To set up Media Center on the Xbox 360, go to the Xbox 360 Media Download Center and select the download at the side of the page that corresponds to your Windows version. The Xbox 360 Universal Media Remote even has a dedicated Media Center button to make navigation easy. Be sure to hook up the Xbox 360 through the television's high-definition connectors for best effect.
Alternatives to Media Center
If you don't have Media Center already and don't want to upgrade to Vista, all is not lost. Companies such as Buffalo, D-Link, and Netgear offer their own HD-capable media player boxes. We tested the Netgear Digital Entertainer HD ($400), which has both HD component and HDMI ports, as well as wired and wireless network connections. The Netgear device has PC software that, like Media Center, finds all the media files on your hard drive and delivers them to your TV in navigable categories. In addition to handling unprotected video, music, and picture files, the Netgear can play both protected iTunes music and Windows DRM content, something no other HD media player can do.

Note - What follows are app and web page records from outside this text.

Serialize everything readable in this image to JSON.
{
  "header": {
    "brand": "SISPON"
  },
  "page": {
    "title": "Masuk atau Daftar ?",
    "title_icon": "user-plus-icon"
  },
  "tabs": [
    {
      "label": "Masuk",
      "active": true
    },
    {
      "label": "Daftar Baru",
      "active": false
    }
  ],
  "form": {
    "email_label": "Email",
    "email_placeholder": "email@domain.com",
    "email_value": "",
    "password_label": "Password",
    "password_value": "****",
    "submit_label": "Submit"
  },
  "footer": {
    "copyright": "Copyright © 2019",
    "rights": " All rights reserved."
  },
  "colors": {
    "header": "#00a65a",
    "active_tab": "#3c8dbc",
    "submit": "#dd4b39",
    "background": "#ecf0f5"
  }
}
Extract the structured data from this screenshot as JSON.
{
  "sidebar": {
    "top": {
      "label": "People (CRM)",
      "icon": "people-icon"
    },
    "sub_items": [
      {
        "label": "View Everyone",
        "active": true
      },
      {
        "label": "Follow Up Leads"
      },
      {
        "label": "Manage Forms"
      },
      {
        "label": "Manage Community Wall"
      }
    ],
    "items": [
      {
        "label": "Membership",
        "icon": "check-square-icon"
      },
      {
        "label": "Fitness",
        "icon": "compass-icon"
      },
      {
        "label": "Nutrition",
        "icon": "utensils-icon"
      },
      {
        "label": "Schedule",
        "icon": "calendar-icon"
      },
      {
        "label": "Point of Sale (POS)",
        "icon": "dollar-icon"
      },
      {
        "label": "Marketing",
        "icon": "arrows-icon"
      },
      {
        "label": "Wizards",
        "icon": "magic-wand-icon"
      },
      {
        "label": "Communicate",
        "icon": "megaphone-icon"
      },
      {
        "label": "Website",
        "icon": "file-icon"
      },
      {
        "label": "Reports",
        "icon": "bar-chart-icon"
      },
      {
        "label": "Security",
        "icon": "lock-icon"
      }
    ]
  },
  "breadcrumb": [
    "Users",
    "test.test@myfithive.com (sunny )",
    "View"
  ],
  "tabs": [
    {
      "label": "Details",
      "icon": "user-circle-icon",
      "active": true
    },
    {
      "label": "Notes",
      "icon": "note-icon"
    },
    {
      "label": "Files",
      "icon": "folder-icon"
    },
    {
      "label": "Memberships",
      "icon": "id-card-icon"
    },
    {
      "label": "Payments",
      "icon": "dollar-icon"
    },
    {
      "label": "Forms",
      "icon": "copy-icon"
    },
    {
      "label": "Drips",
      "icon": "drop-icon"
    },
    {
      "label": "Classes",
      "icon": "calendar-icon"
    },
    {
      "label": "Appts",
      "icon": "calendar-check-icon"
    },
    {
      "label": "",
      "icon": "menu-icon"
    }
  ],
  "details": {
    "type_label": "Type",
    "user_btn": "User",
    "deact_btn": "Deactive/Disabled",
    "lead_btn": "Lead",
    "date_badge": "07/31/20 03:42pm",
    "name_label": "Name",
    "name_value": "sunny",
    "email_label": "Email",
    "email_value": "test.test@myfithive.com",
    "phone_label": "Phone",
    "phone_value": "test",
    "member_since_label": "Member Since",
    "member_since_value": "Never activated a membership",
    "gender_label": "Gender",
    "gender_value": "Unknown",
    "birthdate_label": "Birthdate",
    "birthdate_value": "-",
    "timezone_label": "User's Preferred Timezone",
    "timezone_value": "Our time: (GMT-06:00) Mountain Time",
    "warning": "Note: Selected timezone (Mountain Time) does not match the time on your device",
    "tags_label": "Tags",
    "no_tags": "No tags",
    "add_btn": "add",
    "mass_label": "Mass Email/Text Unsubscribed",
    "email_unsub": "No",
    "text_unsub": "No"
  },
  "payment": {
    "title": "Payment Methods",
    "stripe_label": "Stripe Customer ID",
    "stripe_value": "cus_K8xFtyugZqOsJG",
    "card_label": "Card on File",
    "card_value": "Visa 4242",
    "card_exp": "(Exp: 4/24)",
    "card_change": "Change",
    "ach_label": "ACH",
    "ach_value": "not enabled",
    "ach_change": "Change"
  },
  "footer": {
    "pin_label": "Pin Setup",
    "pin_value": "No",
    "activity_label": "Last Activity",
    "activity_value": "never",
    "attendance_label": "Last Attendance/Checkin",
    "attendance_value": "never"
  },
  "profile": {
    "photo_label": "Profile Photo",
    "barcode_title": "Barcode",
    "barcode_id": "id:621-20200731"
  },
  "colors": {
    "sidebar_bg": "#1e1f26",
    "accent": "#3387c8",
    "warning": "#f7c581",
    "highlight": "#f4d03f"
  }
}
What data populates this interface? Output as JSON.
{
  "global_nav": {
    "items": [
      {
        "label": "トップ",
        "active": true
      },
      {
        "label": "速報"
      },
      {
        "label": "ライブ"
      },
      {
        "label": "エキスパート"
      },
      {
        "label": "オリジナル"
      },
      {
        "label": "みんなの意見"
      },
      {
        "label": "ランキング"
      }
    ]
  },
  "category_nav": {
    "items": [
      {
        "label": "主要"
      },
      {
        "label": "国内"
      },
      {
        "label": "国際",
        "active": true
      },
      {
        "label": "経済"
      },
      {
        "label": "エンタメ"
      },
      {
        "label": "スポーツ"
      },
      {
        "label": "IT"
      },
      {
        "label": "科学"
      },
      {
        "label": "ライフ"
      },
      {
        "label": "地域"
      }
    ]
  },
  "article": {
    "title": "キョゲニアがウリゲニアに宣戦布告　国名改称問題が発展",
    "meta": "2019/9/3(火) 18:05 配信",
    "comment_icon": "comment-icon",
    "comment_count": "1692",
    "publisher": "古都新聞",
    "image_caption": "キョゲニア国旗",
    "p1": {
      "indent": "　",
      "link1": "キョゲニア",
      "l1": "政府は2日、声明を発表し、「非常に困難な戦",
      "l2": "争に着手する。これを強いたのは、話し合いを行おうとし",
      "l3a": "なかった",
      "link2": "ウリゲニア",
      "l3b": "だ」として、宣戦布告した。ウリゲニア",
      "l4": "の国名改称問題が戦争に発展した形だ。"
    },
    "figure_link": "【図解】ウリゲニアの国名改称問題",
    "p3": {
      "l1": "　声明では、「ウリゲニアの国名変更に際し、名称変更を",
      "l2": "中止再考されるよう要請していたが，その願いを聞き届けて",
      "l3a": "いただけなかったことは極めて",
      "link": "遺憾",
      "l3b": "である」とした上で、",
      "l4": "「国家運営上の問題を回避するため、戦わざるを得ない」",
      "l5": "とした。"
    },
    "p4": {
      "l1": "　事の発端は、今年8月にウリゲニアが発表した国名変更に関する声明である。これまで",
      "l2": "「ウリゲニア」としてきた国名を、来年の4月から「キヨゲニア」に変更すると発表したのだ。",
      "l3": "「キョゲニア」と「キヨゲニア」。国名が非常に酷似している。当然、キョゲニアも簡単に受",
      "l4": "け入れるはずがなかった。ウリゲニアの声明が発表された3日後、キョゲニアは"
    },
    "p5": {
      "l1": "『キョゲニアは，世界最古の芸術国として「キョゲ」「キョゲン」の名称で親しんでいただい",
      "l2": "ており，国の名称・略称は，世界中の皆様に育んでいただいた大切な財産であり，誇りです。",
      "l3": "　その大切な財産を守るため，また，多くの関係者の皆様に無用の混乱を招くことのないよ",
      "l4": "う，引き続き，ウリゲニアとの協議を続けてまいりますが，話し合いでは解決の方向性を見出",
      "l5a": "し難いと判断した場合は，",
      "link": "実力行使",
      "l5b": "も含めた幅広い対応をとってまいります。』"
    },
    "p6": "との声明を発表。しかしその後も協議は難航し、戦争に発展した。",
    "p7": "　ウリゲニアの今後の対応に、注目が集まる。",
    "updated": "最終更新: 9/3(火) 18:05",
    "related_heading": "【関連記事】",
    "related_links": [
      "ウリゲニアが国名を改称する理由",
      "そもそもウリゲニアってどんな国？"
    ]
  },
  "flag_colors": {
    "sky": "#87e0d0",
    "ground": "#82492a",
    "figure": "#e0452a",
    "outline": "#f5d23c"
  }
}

Adding an HDTV Tuner
If you also want to use your computer as a DVR to record and pause live TV, you can add an HDTV tuner to either a Media Center PC or the Netgear box. We tried the Pinnacle PCTV HD Pro Stick, a USB 2.0 device reminiscent of a thumb drive that comes with a portable antenna for picking up local digital and analog broadcasting; you can use it with digital cable/satellite boxes for HD content, too--though you'll take a quality hit, since it will hook up to your set-top box via an analog, not digital, connection. After installing the drivers, you can work within Windows Media Center or the Netgear Digital Entertainer to set up the channels, program guide, and recording options for the tuner.
Finally, note that you will need plenty of disk space for high-definition recording: Best-quality HD MPEG-2 video runs about 10GB per hour. And HD video streaming may require speeds of up to 25 megabits per second, so make sure you have a fast connection such as wired ethernet, 802.11n Wi-Fi, or HomePlug AV powerline networking.